What made Charles Darwin such a threat to people's beliefs?
One day in December 1859, an English clergyman was walking with a friend through the British Library in London. Suddenly he stopped and pointed to a large man with a bushy beard who was working quietly at a desk ... 'Look!' he whispered to his friend, 'There you see the most dangerous man inEngland.' The man he was pointing to was Charles Darwin.
This photograph shows you what the 'dangerous man' looked like.
A photograph of Charles Darwin, 1875
The voyage of the Beagle
On 27 December 1831, a small ship called HMS Beagle left Plymouth harbour. The ship's captain was Robert FitzRoy. He was sailing to South America to make detailed maps of the coast. Sharing his cabin was theyoung Charles Darwin. FitzRoy had invited Darwin to join the voyage as a naturalist. Darwin was to gather information about the animals, plants and rocks he saw wherever the ship took him.

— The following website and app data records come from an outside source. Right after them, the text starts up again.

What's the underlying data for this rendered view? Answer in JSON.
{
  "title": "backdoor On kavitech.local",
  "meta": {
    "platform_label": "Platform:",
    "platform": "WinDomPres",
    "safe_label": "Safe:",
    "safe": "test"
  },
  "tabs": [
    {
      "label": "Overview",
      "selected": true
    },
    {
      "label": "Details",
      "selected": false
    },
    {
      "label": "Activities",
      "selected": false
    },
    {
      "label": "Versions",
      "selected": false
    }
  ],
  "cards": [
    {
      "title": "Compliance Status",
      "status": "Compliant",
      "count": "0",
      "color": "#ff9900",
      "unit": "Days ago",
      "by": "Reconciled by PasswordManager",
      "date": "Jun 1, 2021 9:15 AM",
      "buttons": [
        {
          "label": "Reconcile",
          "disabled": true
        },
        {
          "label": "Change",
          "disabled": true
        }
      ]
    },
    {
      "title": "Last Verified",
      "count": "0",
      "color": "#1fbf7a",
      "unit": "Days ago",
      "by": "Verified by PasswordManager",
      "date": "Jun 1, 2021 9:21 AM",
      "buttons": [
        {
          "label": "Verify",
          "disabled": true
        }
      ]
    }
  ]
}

Darwin was not one of the crew. He was FitzRoy's guest. Being a sea captain was often a lonely job. FitzRoy had decided to find an educated companion to join the voyage.
Darwin had just left CambridgeUniversity and was expecting to become a vicar. But he had always been interested in nature. When he heard that FitzRoy wanted someone to join him he was keen to go. He expected to enter the Church when the voyage was over. But then his whole life had changed.
• What job was Darwin expecting to do when he left Cambridge university?
Darwin out of the university meant to be a vicar
• Why wasDarwin keen to join the voyage?
I was interested because I wanted to do an investigation about animals and plants rocks
• Why do you think the captain would be more lonely than other crew members on a long sea voyage?
The captain was a man who was alone in the cabin and was looking for an educated partner to join the voyage
Map showing the route taken by the Beagle
FitzRoy was deeplyreligious. He wanted Darwin to use his study of nature to show that God really had created every type of creature in just six days. This was what the Church had taught people for over a thousand years.
Darwin agreed with FitzRoy. He believed that the Bible story of creation was completely true. But by 1830 several scientists had studied rocks and fossils and said that the world had taken manythousands of years to develop. They used a new word for this long, gradual change. They called it evolution. FitzRoy was sure that Darwin could prove that these people were wrong - and Darwin was happy to help.
New ideas in the New World
As the voyage went on Darwin's friendship with FitzRoy fell apart.
They often argued. Darwin hated the slavery he saw in the New World. However, FitzRoyassured him that the slaves were happy. He also told Darwin that nothing in the Bible said that slavery was wrong. FitzRoy insisted that the South American natives should be converted to Christianity, but Darwin had seen white men murder natives who disobeyed them. He feared that whole tribes would disappear for ever if Christians tried to convert them.
• What two things did FitzRoy andDarwin disagree about?
Darwin and Fitzroy agreed that what they said was a lie and scientists who challenged their religious ideas and Darwin with his studies of nature wanted to show that God created everything
• What signs were there that Darwin was beginning to change his mind about Christianity?
The abuse they received the aborigines was managing to change the thinking that Darwinmaintained as fitzroy said that in the Bible did not say that slavery is wrong and that Darwin did not see with good eyes
A print of native South Americans, 1830
Darwin and Fitz Roy also began to argue about the way the earth had been made. Darwin's beliefs were changing. He could no longer accept the Bible story of creation which said that the world was made in six days. Wherever he went in...